# [ACTIVITY]
Go through the data and retrieve each line that includes the string "RicardoBSalinas".

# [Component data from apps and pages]
┌──

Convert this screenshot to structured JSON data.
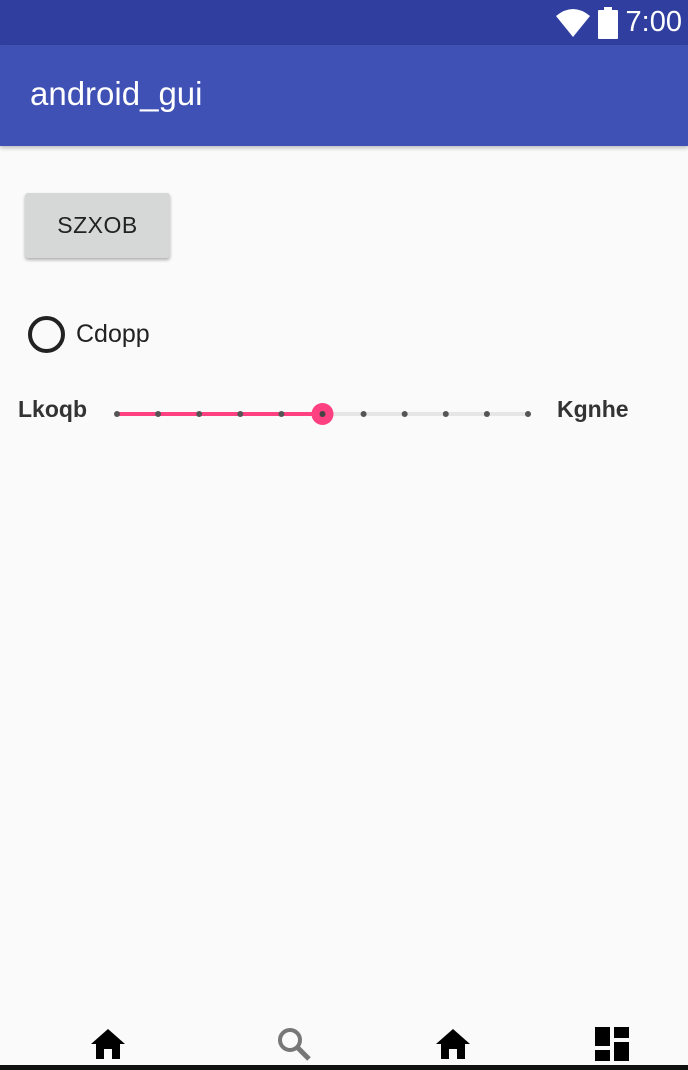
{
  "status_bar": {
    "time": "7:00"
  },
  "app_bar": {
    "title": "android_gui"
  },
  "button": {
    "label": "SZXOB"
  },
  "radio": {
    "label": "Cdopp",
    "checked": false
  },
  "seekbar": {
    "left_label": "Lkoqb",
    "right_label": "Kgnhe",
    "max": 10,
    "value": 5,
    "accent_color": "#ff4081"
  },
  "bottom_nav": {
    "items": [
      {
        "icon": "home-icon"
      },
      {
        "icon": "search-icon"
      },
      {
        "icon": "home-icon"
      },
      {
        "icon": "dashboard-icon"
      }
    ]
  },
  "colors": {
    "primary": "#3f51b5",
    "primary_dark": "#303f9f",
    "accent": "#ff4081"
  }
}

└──
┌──

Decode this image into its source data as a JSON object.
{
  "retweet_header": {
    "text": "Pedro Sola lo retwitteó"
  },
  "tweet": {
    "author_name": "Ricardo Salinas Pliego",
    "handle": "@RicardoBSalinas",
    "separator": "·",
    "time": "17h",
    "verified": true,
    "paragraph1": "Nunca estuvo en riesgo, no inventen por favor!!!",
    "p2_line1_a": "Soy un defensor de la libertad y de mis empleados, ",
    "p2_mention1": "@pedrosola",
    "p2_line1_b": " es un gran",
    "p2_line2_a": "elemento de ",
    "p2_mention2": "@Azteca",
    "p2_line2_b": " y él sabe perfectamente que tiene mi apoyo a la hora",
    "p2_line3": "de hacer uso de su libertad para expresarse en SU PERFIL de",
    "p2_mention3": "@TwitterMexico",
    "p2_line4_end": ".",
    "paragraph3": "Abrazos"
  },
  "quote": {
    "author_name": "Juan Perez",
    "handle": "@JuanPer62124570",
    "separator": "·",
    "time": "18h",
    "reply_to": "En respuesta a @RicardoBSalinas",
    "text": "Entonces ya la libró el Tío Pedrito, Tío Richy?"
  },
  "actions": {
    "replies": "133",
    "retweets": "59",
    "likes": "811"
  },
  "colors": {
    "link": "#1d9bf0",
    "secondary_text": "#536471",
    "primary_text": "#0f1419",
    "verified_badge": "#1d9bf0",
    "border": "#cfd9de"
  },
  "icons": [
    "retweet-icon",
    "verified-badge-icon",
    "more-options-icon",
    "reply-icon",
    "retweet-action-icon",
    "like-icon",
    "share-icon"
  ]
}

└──

# [ANSWER BOX]
    "handle": "@RicardoBSalinas",
    "reply_to": "En respuesta a @RicardoBSalinas",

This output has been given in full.